------ MATERIAL SHOWN
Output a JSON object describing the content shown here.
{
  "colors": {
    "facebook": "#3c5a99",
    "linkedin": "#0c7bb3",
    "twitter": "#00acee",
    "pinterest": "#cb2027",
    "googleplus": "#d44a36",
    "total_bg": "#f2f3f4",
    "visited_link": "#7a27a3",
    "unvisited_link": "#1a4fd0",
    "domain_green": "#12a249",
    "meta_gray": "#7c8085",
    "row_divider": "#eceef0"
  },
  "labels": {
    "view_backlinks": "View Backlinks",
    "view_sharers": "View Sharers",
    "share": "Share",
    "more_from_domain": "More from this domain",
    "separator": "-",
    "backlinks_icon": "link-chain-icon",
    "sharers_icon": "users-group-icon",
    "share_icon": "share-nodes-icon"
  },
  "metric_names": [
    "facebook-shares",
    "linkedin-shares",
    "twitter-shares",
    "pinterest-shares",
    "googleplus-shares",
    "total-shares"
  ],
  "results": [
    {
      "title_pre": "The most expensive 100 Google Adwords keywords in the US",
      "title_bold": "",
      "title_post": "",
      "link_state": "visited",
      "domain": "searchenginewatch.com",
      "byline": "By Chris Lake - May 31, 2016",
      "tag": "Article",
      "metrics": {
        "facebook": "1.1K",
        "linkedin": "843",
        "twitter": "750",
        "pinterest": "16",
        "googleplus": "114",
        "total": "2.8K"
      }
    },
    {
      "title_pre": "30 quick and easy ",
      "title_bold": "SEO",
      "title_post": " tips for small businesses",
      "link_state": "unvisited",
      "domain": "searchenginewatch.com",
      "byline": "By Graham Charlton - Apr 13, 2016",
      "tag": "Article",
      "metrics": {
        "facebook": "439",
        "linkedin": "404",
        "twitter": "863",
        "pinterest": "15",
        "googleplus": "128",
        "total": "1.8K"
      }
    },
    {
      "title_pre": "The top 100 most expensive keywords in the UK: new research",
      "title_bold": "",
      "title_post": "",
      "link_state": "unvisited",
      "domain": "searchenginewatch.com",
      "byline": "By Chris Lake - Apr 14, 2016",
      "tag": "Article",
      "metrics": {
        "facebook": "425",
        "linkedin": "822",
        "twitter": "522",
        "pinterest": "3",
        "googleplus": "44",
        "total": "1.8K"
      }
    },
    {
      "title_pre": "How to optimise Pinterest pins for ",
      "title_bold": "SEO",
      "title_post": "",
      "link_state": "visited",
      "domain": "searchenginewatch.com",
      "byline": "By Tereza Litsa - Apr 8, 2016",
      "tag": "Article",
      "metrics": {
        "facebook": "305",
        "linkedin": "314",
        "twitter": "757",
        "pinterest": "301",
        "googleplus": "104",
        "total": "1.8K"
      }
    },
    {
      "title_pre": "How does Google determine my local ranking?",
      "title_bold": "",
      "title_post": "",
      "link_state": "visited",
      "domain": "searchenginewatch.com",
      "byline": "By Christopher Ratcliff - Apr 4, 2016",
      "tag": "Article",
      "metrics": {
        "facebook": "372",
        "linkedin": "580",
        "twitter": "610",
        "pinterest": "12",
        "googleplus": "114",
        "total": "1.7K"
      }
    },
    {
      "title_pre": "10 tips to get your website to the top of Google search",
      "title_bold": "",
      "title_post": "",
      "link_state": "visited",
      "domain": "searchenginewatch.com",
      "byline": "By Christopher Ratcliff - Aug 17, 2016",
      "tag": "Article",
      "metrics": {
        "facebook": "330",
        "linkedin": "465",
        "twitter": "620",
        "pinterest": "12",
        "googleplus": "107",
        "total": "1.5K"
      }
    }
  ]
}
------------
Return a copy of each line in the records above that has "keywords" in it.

**WRITTEN REPLY:**
      "title_pre": "The most expensive 100 Google Adwords keywords in the US",
      "title_pre": "The top 100 most expensive keywords in the UK: new research",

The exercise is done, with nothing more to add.